Before moving into a new apartment a few months ago, I did what any
self-respecting technology-obsessed person would do - ensure that all the
necessary staples of my existence would be turned on and tested before I
arrived. The week before I planned to move in, I scheduled installations of
cable, RoadRunner (cable modem), telephone service, and gas (even I need heat
and a stove), and arranged for my power to be turned on as well. My landlord
agreed to be there for all these installations, and I slept easy knowing that
my Internet, and thus my ability to work at my livelihood, would never be
very far away.
Arriving on the day of the move-in, I happily noted from the first test of a
light switch that there was power (score: Rob 1 - Apartment 0) and upon
testing the stove, there was gas as well (Rob 2 - Apartment 0). Confident in

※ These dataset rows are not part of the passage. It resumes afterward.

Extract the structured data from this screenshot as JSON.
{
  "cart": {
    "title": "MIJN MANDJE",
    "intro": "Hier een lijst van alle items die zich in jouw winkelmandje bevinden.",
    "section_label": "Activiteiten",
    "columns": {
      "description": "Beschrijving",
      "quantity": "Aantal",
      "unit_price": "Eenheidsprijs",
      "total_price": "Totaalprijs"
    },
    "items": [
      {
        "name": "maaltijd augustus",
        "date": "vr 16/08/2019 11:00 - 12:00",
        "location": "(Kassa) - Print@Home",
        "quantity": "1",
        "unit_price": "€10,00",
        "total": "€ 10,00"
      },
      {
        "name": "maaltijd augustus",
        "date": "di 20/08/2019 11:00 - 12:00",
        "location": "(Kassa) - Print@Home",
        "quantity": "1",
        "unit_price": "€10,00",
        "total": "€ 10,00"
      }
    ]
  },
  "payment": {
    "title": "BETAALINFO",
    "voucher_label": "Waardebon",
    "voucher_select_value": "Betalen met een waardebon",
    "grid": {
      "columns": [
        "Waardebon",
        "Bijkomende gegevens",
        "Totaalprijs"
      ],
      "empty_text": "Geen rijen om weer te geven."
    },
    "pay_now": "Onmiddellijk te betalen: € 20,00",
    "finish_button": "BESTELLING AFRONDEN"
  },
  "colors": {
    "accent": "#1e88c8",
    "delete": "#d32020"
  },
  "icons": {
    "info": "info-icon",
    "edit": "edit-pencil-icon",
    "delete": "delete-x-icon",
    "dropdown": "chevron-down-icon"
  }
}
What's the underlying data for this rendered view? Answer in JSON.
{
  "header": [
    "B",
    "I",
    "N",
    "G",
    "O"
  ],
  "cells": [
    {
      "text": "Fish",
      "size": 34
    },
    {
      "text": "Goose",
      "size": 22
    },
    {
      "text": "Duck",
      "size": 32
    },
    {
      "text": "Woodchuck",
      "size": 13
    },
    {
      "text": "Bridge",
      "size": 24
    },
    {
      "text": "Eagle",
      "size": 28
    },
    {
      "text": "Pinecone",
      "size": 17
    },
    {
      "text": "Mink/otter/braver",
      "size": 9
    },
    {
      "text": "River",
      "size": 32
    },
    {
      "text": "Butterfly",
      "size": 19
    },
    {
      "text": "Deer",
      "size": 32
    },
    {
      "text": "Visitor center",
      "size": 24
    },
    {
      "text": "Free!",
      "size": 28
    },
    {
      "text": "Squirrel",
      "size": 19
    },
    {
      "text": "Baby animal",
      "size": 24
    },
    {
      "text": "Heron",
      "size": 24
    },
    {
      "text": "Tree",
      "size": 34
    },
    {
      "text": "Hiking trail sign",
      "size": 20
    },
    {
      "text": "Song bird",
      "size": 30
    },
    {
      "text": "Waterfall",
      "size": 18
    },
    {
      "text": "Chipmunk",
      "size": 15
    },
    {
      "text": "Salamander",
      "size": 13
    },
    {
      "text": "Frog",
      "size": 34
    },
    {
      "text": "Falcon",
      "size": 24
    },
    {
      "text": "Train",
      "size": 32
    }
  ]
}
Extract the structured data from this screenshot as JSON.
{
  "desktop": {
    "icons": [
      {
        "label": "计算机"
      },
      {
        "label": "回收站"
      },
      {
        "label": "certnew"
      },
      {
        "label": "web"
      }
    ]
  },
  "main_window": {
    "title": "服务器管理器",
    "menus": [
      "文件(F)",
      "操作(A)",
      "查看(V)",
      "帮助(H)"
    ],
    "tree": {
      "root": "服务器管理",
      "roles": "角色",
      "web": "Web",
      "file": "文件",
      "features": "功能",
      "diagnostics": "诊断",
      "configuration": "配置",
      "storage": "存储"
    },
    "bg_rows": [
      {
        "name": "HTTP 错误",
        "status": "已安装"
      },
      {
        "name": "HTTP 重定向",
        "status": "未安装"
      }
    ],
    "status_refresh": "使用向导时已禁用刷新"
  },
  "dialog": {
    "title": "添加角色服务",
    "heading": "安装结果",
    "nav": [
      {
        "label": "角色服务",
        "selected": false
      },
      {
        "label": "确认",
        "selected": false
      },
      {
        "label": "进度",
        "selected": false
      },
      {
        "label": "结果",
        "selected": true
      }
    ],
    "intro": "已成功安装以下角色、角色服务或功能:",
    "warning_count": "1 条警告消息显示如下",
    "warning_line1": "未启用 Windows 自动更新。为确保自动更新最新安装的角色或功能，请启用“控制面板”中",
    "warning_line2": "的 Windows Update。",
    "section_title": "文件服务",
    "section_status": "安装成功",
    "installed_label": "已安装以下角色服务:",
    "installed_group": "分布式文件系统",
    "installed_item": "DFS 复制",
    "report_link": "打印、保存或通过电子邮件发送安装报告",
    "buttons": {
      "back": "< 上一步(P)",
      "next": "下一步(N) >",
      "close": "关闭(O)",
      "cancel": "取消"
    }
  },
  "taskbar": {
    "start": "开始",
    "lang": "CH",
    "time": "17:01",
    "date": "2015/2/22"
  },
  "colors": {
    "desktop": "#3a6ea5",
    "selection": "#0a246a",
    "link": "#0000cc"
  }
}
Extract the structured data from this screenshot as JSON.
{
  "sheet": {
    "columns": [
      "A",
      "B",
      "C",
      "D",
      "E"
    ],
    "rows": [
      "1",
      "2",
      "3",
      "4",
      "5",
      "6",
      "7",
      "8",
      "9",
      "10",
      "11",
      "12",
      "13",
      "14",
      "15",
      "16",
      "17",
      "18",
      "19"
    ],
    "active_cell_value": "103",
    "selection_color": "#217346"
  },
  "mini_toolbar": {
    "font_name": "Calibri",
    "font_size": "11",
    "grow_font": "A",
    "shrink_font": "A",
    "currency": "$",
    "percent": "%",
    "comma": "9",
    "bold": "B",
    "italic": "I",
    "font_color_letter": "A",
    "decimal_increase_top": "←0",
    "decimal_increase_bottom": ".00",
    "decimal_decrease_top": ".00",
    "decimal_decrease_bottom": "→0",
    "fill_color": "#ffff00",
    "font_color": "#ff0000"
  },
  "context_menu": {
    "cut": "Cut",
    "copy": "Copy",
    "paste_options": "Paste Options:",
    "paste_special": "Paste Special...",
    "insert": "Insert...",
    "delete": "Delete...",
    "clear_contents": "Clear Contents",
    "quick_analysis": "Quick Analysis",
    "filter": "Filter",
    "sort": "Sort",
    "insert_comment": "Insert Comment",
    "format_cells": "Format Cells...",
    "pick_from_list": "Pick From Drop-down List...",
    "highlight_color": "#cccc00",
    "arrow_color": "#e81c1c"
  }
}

my new home's preparedness for me, I p... (more)
WBT interviews John Sculley and David Steinberg about InPhonic... and in
doing so takes us behind the scenes of a big player in the fast-emerging
"wireless management" space.
InPhonic, Inc., of Washington, DC, is the largest developer of virtual
private wireless networks in the United States today, specializing in
enabling its enterprise clients - large corporations and large member groups
- to build a wireless network to interact with all of their employees and end
users. Partners on the service side include AT&T Wireless, Verizon, and
Cingular, while on the manufacturing side ... (more)
In today's tough economic climate, the working world is becoming a more
difficult place for everyone, including ColdFusion developers. Budgets are
getting leaner, workers are being laid off, and work pressures are increasing
as well. A recent discussion with fellow developers revealed that most of
them were working longer hours than they used to - to deal with the decrease
in staff. Several expressed the belief that they're now doing the jobs of
several people, which is probably true, as the majority of companies are
"tightening their belts" to ride through some rough economic wa... (more)
CFDJ: Tell us about AbleCommerce and Able Solutions. What are you all about?
Newling: AbleCommerce was founded in 1994. We came across ColdFusion toward
the end of that year. We'd originally developed an e-commerce application in
C. When we saw how much opportunity there was to use the features of
ColdFusion to do e-business, we developed our first version of AbleCommerce
in ColdFusion. And that's when we started promoting it publicly.
CFDJ: How has AbleCommerce grown in terms of size and revenue since 1994?
Newling: At its inception, AbleCommerce was an entrepreneurial vision. We
When Macromedia first announced last year that it would be joining the old
UCon and DevCon together, combining the best of the two events into
"Macromedia MAX 2003" - subsequently held in Salt Lake City in November -
there were the inevitable rumblings in the user/developer community.
By now, however, everyone has seen that not only did joining those two events
make good business sense, it also made sense in the context of the enormous
impetus that it gave to the MX product suite.
Last month's announcement of the "MX 2004" product line, with its new
versions of Dreamweaver, Flash... (more)